“I had a lot of rich friends. I don’t particularly like rich people. In fact, I have a kind of contempt for most of them. . . . Rich people I know would be totally lost … if they didn’t have their money. That’s why … they hang together so closely like a bunch of bees in a beehive, because all they really have is their money.” -Truman Capote
The public scandal and exclusion of both authors caused with their work was further complicated by love affairs that were equally as outrageous at the time. For Truman Capote it was John O’Shea. A man married for 20 years, with four children. For Wilde it was a love affair with Lord Alfred Douglas, which would result in an arrest and conviction for homosexual practices.
Sadly for them both, the public disgrace and emotional devastation led to alcohol and drug abuse and began a self-destructive path for both. Truman Capote died in 1984 after a long decline brought on by substance abuse. Wilde spent the last years of his life wandering Europe and sinking into drug addiction. He died of cerebral meningitis in a Paris hotel in 1900.
John Richardson says of Truman Capote, “I think that the gossipy part will fall away, and he’ll be remembered as a very brilliant writer who, like so many other writers, died of drink. He joins a tradition. His name—it’s such an unforgettable name—will be remembered.” I feel that this is true for both men. They were great charmers. Their wit their greatest asset they managed to reflect society back at itself through its art.

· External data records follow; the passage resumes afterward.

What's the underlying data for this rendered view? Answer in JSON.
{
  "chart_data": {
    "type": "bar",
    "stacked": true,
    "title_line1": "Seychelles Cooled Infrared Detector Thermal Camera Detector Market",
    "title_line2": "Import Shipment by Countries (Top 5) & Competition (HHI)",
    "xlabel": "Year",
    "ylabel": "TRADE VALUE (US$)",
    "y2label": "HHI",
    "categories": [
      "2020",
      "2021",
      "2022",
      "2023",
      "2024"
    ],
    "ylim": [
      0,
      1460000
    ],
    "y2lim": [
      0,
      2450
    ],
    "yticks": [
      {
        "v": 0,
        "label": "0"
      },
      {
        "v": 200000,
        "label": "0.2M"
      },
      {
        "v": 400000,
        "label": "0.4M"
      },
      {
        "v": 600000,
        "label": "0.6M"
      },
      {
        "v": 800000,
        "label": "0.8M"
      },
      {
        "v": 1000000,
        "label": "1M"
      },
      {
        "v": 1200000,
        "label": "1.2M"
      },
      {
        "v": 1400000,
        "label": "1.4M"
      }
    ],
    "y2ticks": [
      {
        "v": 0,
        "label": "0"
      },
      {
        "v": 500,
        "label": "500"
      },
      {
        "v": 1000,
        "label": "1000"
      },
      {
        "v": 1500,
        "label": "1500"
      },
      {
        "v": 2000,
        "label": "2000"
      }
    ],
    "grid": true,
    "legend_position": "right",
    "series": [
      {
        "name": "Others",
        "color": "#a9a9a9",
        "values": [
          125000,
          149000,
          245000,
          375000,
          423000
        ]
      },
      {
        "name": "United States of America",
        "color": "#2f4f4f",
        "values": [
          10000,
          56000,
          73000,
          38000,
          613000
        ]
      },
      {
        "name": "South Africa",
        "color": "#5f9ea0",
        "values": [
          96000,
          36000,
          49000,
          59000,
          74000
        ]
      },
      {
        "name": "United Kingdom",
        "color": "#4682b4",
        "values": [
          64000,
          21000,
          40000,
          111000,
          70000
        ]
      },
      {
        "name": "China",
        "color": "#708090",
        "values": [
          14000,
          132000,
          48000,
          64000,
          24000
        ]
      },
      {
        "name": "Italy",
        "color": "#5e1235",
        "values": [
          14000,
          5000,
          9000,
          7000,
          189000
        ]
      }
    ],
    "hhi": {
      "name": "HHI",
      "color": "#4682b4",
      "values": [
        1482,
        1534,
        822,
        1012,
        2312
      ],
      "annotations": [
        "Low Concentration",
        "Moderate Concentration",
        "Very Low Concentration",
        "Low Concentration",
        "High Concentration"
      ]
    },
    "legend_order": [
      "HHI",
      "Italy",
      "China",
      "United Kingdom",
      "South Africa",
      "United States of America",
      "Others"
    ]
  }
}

I’m of the opinion that the world is a better place because of them.
(The majority of my prayers have been answered seeing evidence that Mr. Capote could do a killer spread eagle.)